Learn the basics in the language first? Really?

Can we even learn the basics first? I find that I cannot do it. I just forge ahead and learn words and get used to the language? I think we need to cover a lot of ground, some new, some old. We need to explore new things, pushing the boundaries, while regularly reviewing the basics, many times during the learning process. The basics take a long time to learn. We need to go back to them over and over. I do not think they can be learned up front. I think trying to force learners to learn the basics first discourages many learners, since it is very hard to do, and for most people very boring.

Fossilization and interlanguage

Fossilization and interlanguage are examples of language teaching jargon. These kinds of technical terms that are associated with language teaching often strike me as unnecessary, and not helpful to language learners. I know that learners are not aware of these terms. However they are often used by experts in Second Language Acquisition, and people who teach teachers how to teach languages. I feel that these terms have had little if any positive influence on language learning. Language learning still comes down to motivation, time on task and the ability to notice. Here is a recent youtube video I did on the subject.

Turkish is added at LingQ!

We are adding one language a month at LingQ. The winner last month was Turkish. I am definitely going to get to that language.
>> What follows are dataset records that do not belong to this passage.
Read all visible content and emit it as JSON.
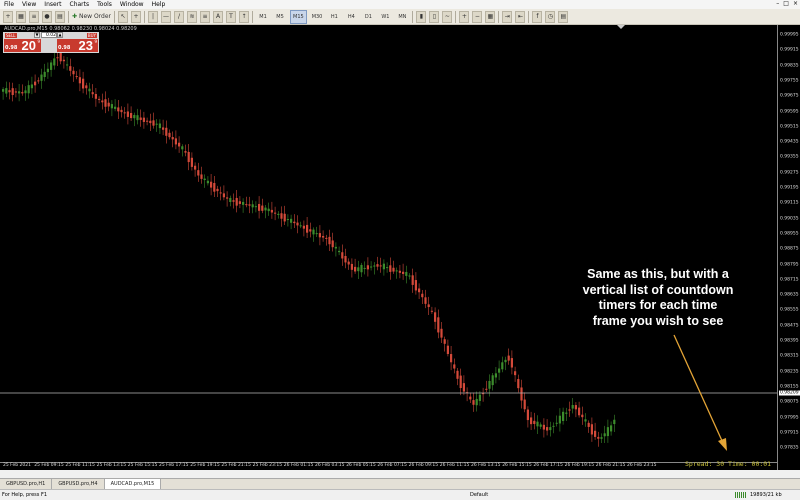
{
  "menu": [
    "File",
    "View",
    "Insert",
    "Charts",
    "Tools",
    "Window",
    "Help"
  ],
  "toolbar": {
    "new_order_label": "New Order",
    "timeframes": [
      "M1",
      "M5",
      "M15",
      "M30",
      "H1",
      "H4",
      "D1",
      "W1",
      "MN"
    ],
    "active_timeframe": "M15"
  },
  "chart": {
    "title": "AUDCAD.pro,M15  0.98062 0.98230 0.98024 0.98209",
    "price_labels": [
      "0.99995",
      "0.99915",
      "0.99835",
      "0.99755",
      "0.99675",
      "0.99595",
      "0.99515",
      "0.99435",
      "0.99355",
      "0.99275",
      "0.99195",
      "0.99115",
      "0.99035",
      "0.98955",
      "0.98875",
      "0.98795",
      "0.98715",
      "0.98635",
      "0.98555",
      "0.98475",
      "0.98395",
      "0.98315",
      "0.98235",
      "0.98155",
      "0.98075",
      "0.97995",
      "0.97915",
      "0.97835"
    ],
    "current_price": "0.98209",
    "time_labels": [
      "25 Feb 2021",
      "25 Feb 09:15",
      "25 Feb 11:15",
      "25 Feb 13:15",
      "25 Feb 15:15",
      "25 Feb 17:15",
      "25 Feb 19:15",
      "25 Feb 21:15",
      "25 Feb 23:15",
      "26 Feb 01:15",
      "26 Feb 03:15",
      "26 Feb 05:15",
      "26 Feb 07:15",
      "26 Feb 09:15",
      "26 Feb 11:15",
      "26 Feb 13:15",
      "26 Feb 15:15",
      "26 Feb 17:15",
      "26 Feb 19:15",
      "26 Feb 21:15",
      "26 Feb 23:15"
    ],
    "bull_color": "#3c8c2c",
    "bear_color": "#d44a3a",
    "bid_line_color": "#b8b8b8",
    "annotation_color": "#e3a436",
    "countdown_color": "#c8c03a"
  },
  "trade_panel": {
    "sell_label": "SELL",
    "buy_label": "BUY",
    "lot": "0.02",
    "sell_small": "0.98",
    "sell_big": "20",
    "sell_sup": "9",
    "buy_small": "0.98",
    "buy_big": "23",
    "buy_sup": "9"
  },
  "annotation": {
    "lines": [
      "Same as this, but with a",
      "vertical list of countdown",
      "timers for each time",
      "frame you wish to see"
    ]
  },
  "countdown": {
    "text": "Spread: 30  Time: 00:01"
  },
  "tabs": [
    {
      "label": "GBPUSD.pro,H1"
    },
    {
      "label": "GBPUSD.pro,H4"
    },
    {
      "label": "AUDCAD.pro,M15",
      "active": true
    }
  ],
  "status": {
    "help": "For Help, press F1",
    "profile": "Default",
    "traffic": "19893/21 kb"
  }
}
Now we just need some Turkish content. I hope our members come through.

You can vote for the next language. Just have a look under Questions at our Facebook page. Right now it looks like a close race between Farsi, Finnish, Cantonese, Modern Greek and Hebrew. There are also a few dark horses. Meanwhile enjoy Turkish.

Learn Turkish on LingQ!
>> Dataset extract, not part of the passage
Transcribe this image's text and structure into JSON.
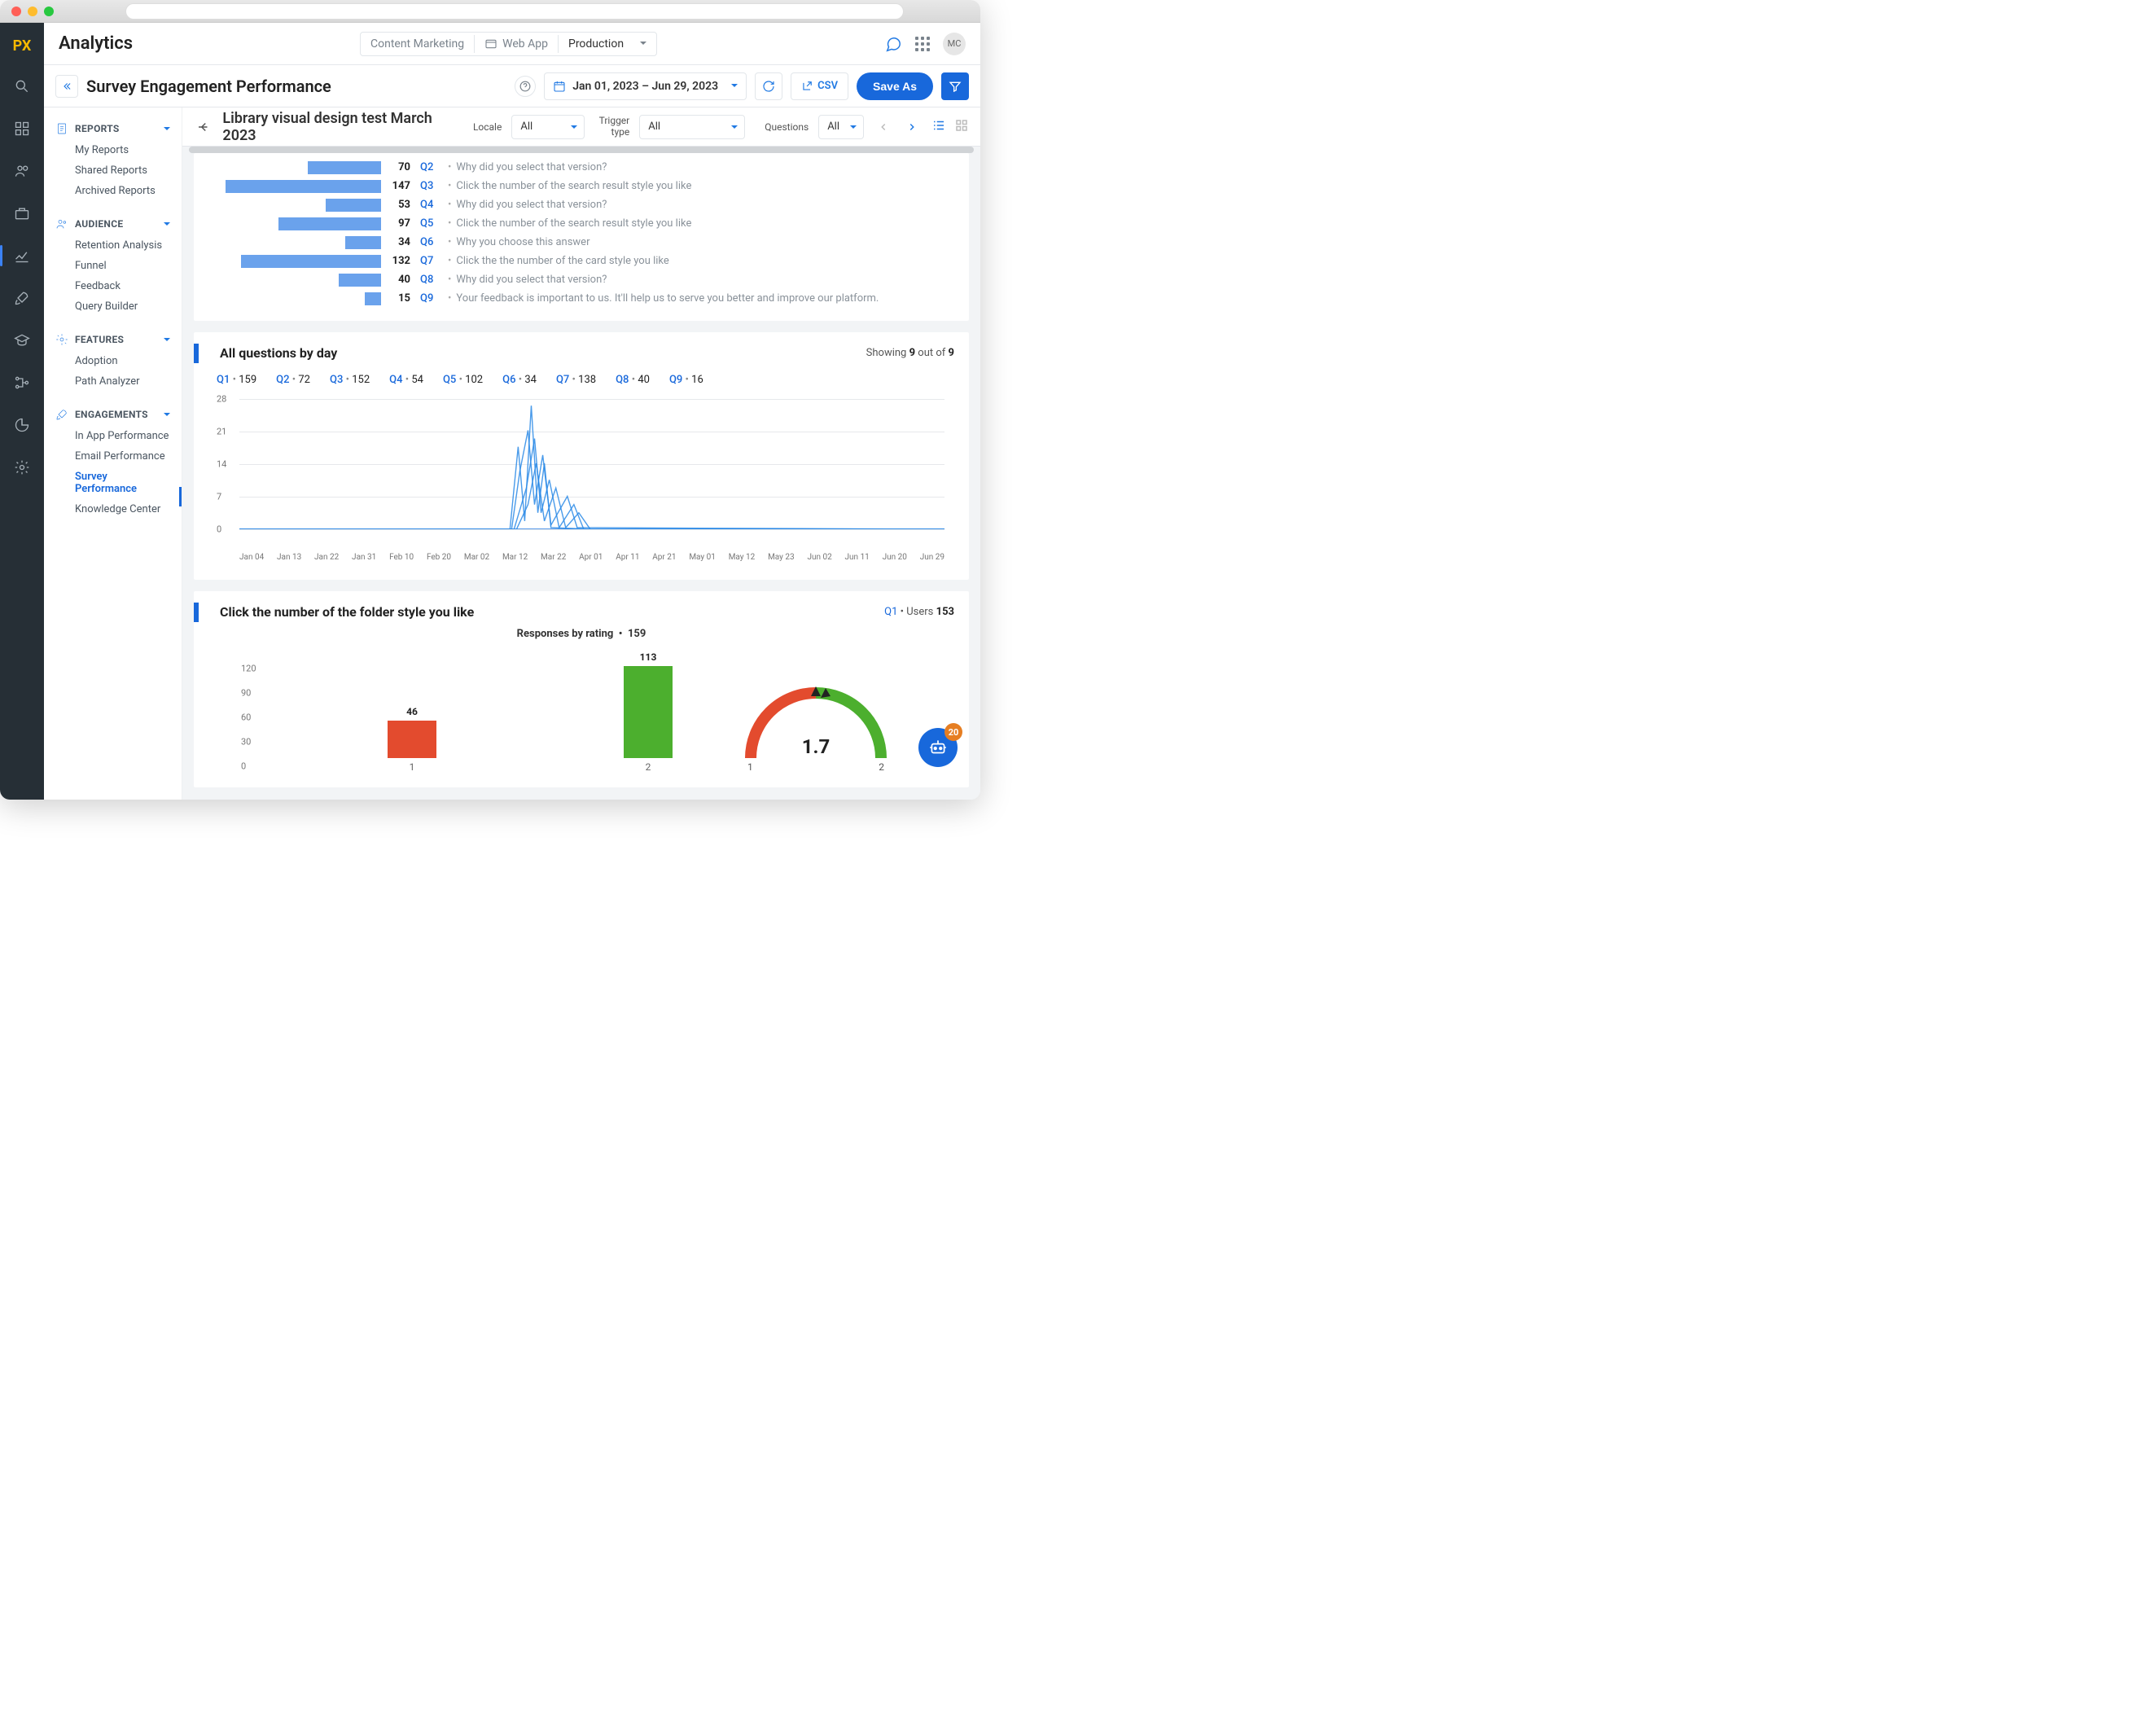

Did you know that Turkish is spoken by an estimated 80 million people worldwide? It is an agglutinative language and has a word order similar to Korean and Japanese, but it also has noun cases like Russian and Czech.
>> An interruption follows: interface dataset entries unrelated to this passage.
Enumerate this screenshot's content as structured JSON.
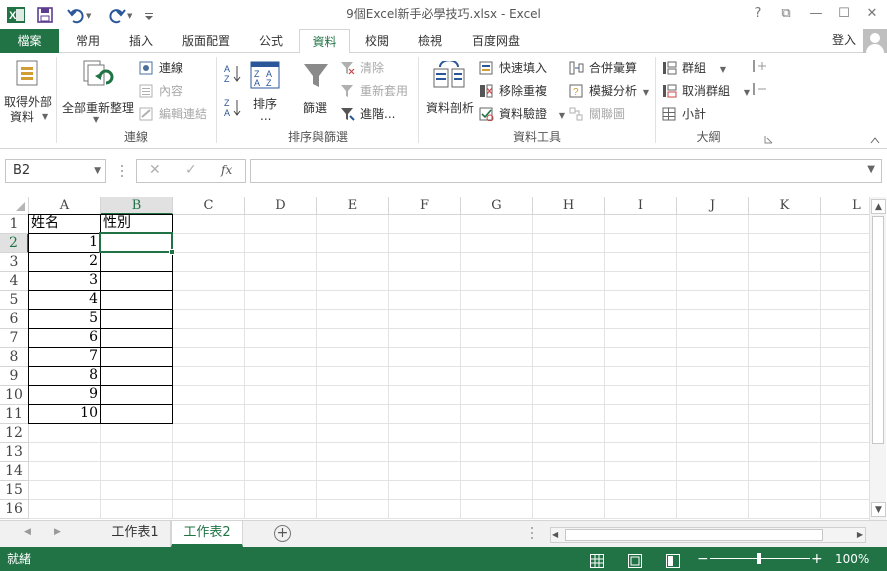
{
  "window": {
    "title": "9個Excel新手必學技巧.xlsx - Excel",
    "help": "?",
    "restore_ribbon": "⧉",
    "minimize": "—",
    "maximize": "☐",
    "close": "✕"
  },
  "tabs": [
    "檔案",
    "常用",
    "插入",
    "版面配置",
    "公式",
    "資料",
    "校閱",
    "檢視",
    "百度网盘"
  ],
  "signin": "登入",
  "ribbon": {
    "get_external": "取得外部",
    "get_external2": "資料",
    "refresh_all": "全部重新整理",
    "connections": "連線",
    "properties": "內容",
    "edit_links": "編輯連結",
    "group_connections": "連線",
    "sort_az": "A↓Z",
    "sort": "排序",
    "sort_more": "...",
    "filter": "篩選",
    "clear": "清除",
    "reapply": "重新套用",
    "advanced": "進階...",
    "group_sort": "排序與篩選",
    "text_to_columns": "資料剖析",
    "flash_fill": "快速填入",
    "remove_dup": "移除重複",
    "validation": "資料驗證",
    "consolidate": "合併彙算",
    "what_if": "模擬分析",
    "relationships": "關聯圖",
    "group_tools": "資料工具",
    "group": "群組",
    "ungroup": "取消群組",
    "subtotal": "小計",
    "group_outline": "大綱"
  },
  "formula_bar": {
    "namebox": "B2",
    "cancel": "✕",
    "enter": "✓",
    "fx": "fx",
    "value": ""
  },
  "columns": [
    "A",
    "B",
    "C",
    "D",
    "E",
    "F",
    "G",
    "H",
    "I",
    "J",
    "K",
    "L"
  ],
  "rows": [
    "1",
    "2",
    "3",
    "4",
    "5",
    "6",
    "7",
    "8",
    "9",
    "10",
    "11",
    "12",
    "13",
    "14",
    "15",
    "16"
  ],
  "cells": {
    "A1": "姓名",
    "B1": "性別",
    "A2": "1",
    "A3": "2",
    "A4": "3",
    "A5": "4",
    "A6": "5",
    "A7": "6",
    "A8": "7",
    "A9": "8",
    "A10": "9",
    "A11": "10"
  },
  "sheets": [
    "工作表1",
    "工作表2"
  ],
  "add_sheet": "+",
  "status": {
    "ready": "就緒",
    "zoom": "100%",
    "minus": "−",
    "plus": "+"
  },
  "colors": {
    "accent": "#217346"
  }
}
Turkish underwent some significant changes in the early 1900s, including a change in the writing system, moving from an Arabic-based script to a Latin-based script.

For a list of great Turkish content, be sure to check out the Turkish Listening Library, assembled by Aaron Myers.

Get started on Turkish today!

Why learn Chinese?

I am back from my various travels and tomorrow I have a date. I am one of five judges who will choose the winner of the 2011 Miss Chinese Vancouver pageant. We will be interviewing the contestants in Chinese and English tomorrow afternoon, and this is followed by a Chinese dinner with them. Next Wednesday is the Gala Show on Fairchild TV, where yours truly will try not to make too much of a fool of himself.

For a look at the contestants, and to understand the advantages of learning Chinese, check out the photo gallery. Needless to say I am looking forward to a scintillating intellectual discussion and a great meal tomorrow. Ah the cultural delights of learning languages!

Why learn Russian?

Russian is an international language, used in the post-Soviet space as a lingua franca. Russia has rich literature, and has demonstrated genius and excellence in science, music, dance, and many other fields. Perhaps this genius and striving for perfection is embodied in this performance by these two Russian acrobats. I apologize for the ad that starts it off.??

Learning English in China, the language gets in the way of the tests.

Do tests get in the way of language learning or does the language get in the way of passing the tests. Try reading this article from China Daily about English learning in China. Below is a sample of the dog’s breakfast that is language learning in China. What about just listening and reading and forgetting all this junk. 400 million people in China study English in this sytem, how many speak it?

??from the report…”However, English teaching is designed without coordination for elementary schools, secondary schools and postsecondary institutions. That makes the transition from one stage to the next difficult, especially for students with test-conscious teachers and obsolete textbooks.

College English teaching for non-English majors is divided into six progressive levels, known as College English Test (CET) Bands 1-6. Every non-English major must take 280 hours of English courses – roughly five hours a week for 17 weeks, a semester – to meet the requirements of the twice-yearly CET-4.

Students must pass that test, or risk being disqualified for graduation or a job with the many employers that require a CET-4 certificate. Test results remain the sole criterion of CET assessment.”

That is enough to discourage me from wanting to learn English.


Bilingual children at a cost of $40,000 per year per child.

A new school is starting up in New York that will immerse kids as young as 3 years old in a second language. The cost is $40,000 per year, per child. Ouch!! I have 5 grandchildren. Three of them attend French immersion. Another one has French and Latin at school, all public schools.

I also believe that if kids are allowed to read and listen to stories regularly, in another language, they will learn languages, or at least get enough familiarity with them so that when they are older they can learn, if they want to. That is available to all kids, not just those whose parents have lots of money to waste.